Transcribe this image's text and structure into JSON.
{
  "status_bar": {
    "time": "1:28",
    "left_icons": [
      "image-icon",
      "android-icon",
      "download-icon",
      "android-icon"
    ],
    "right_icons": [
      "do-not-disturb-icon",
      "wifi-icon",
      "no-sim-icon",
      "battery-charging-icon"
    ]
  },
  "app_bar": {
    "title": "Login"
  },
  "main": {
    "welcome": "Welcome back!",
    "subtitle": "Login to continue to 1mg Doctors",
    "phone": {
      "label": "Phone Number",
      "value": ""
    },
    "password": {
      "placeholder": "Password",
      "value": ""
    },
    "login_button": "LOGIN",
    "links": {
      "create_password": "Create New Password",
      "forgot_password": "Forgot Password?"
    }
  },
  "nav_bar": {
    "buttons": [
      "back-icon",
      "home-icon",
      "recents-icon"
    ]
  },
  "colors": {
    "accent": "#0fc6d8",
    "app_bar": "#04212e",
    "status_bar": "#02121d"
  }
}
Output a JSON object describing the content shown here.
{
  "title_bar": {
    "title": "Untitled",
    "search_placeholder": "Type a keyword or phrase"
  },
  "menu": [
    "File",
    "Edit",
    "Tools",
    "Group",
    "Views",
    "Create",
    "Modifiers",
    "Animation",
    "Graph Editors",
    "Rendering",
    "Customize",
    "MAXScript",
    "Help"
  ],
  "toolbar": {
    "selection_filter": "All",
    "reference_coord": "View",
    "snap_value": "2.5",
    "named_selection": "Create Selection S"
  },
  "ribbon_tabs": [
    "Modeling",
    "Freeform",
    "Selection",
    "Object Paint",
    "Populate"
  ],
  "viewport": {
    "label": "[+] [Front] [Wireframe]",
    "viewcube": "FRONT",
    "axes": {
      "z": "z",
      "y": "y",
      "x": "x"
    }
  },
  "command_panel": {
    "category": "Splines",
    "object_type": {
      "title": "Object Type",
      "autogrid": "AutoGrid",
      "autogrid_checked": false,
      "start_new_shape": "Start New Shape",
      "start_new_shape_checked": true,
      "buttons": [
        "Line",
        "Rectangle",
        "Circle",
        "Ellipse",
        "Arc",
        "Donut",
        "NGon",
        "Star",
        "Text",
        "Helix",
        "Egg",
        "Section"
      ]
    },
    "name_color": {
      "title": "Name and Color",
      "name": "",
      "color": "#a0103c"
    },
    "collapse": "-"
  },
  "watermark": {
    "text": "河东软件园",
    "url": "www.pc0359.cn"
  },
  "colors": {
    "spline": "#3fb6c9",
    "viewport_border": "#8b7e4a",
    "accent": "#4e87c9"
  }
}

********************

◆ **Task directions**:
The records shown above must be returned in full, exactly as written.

◆ **Exercise solution**:
Transcribe this image's text and structure into JSON.
{
  "status_bar": {
    "time": "1:28",
    "left_icons": [
      "image-icon",
      "android-icon",
      "download-icon",
      "android-icon"
    ],
    "right_icons": [
      "do-not-disturb-icon",
      "wifi-icon",
      "no-sim-icon",
      "battery-charging-icon"
    ]
  },
  "app_bar": {
    "title": "Login"
  },
  "main": {
    "welcome": "Welcome back!",
    "subtitle": "Login to continue to 1mg Doctors",
    "phone": {
      "label": "Phone Number",
      "value": ""
    },
    "password": {
      "placeholder": "Password",
      "value": ""
    },
    "login_button": "LOGIN",
    "links": {
      "create_password": "Create New Password",
      "forgot_password": "Forgot Password?"
    }
  },
  "nav_bar": {
    "buttons": [
      "back-icon",
      "home-icon",
      "recents-icon"
    ]
  },
  "colors": {
    "accent": "#0fc6d8",
    "app_bar": "#04212e",
    "status_bar": "#02121d"
  }
}
Output a JSON object describing the content shown here.
{
  "title_bar": {
    "title": "Untitled",
    "search_placeholder": "Type a keyword or phrase"
  },
  "menu": [
    "File",
    "Edit",
    "Tools",
    "Group",
    "Views",
    "Create",
    "Modifiers",
    "Animation",
    "Graph Editors",
    "Rendering",
    "Customize",
    "MAXScript",
    "Help"
  ],
  "toolbar": {
    "selection_filter": "All",
    "reference_coord": "View",
    "snap_value": "2.5",
    "named_selection": "Create Selection S"
  },
  "ribbon_tabs": [
    "Modeling",
    "Freeform",
    "Selection",
    "Object Paint",
    "Populate"
  ],
  "viewport": {
    "label": "[+] [Front] [Wireframe]",
    "viewcube": "FRONT",
    "axes": {
      "z": "z",
      "y": "y",
      "x": "x"
    }
  },
  "command_panel": {
    "category": "Splines",
    "object_type": {
      "title": "Object Type",
      "autogrid": "AutoGrid",
      "autogrid_checked": false,
      "start_new_shape": "Start New Shape",
      "start_new_shape_checked": true,
      "buttons": [
        "Line",
        "Rectangle",
        "Circle",
        "Ellipse",
        "Arc",
        "Donut",
        "NGon",
        "Star",
        "Text",
        "Helix",
        "Egg",
        "Section"
      ]
    },
    "name_color": {
      "title": "Name and Color",
      "name": "",
      "color": "#a0103c"
    },
    "collapse": "-"
  },
  "watermark": {
    "text": "河东软件园",
    "url": "www.pc0359.cn"
  },
  "colors": {
    "spline": "#3fb6c9",
    "viewport_border": "#8b7e4a",
    "accent": "#4e87c9"
  }
}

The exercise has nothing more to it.